◆ WHAT TO DO
Pull every line of the entries that has the word "label".

◆ Excerpts from an interface dataset

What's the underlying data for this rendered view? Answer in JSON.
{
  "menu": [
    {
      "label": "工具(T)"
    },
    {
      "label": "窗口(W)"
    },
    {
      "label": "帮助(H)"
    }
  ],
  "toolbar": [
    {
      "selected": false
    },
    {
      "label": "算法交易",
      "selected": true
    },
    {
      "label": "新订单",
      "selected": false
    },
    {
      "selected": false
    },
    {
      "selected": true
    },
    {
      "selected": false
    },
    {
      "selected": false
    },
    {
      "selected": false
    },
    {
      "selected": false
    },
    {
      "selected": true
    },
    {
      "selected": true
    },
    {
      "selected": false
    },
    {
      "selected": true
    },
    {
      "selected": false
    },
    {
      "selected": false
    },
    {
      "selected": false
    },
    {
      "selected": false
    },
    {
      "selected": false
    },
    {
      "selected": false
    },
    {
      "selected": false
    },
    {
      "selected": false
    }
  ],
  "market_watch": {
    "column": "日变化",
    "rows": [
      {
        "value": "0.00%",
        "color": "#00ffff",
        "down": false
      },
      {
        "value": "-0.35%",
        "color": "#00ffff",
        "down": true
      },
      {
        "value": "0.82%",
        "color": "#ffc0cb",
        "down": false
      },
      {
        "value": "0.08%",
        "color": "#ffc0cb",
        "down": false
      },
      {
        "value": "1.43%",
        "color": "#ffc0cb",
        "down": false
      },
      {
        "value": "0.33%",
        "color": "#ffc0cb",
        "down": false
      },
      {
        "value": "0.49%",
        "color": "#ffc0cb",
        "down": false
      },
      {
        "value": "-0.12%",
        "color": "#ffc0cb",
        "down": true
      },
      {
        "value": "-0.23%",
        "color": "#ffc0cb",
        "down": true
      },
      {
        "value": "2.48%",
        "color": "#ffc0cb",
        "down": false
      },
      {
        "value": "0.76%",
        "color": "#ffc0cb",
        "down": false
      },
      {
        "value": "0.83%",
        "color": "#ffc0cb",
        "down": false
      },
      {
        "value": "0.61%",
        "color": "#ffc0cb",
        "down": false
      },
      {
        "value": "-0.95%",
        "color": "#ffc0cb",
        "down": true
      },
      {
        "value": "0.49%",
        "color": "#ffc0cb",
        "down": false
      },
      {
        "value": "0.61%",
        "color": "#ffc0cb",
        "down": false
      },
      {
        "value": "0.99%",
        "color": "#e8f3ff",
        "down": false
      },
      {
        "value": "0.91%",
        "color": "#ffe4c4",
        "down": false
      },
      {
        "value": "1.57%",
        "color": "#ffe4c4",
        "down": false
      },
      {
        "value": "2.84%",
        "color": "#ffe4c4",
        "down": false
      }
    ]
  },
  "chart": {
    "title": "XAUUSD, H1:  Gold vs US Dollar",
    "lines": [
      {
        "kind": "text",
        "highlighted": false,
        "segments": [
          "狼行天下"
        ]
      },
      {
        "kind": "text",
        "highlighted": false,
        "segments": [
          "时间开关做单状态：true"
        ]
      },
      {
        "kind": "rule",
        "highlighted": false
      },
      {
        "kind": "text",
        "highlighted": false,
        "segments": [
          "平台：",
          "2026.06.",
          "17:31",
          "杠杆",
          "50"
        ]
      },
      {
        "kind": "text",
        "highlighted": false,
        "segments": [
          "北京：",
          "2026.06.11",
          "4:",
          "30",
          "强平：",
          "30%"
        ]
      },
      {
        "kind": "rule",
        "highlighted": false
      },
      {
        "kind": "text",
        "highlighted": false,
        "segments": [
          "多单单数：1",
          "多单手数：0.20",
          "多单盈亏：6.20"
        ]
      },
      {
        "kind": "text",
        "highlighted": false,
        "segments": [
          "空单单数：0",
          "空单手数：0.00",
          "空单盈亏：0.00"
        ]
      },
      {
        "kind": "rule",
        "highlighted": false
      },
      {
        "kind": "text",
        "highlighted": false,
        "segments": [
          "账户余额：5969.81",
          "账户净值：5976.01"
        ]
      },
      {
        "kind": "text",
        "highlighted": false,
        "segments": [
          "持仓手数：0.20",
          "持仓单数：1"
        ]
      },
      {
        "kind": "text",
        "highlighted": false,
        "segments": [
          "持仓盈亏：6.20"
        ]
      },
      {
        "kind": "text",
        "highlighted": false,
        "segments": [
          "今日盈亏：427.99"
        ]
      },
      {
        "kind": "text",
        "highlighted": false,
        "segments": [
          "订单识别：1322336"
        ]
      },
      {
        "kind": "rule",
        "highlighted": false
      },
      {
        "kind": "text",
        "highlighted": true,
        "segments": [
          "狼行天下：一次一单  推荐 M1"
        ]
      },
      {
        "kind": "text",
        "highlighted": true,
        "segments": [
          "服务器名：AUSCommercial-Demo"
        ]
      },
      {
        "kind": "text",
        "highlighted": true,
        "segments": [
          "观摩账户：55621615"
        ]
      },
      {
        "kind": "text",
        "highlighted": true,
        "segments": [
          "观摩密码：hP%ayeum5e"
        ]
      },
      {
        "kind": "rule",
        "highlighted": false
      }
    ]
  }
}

◆ SOLUTION FOR THIS PROBLEM
      "label": "工具(T)"
      "label": "窗口(W)"
      "label": "帮助(H)"
      "label": "算法交易",
      "label": "新订单",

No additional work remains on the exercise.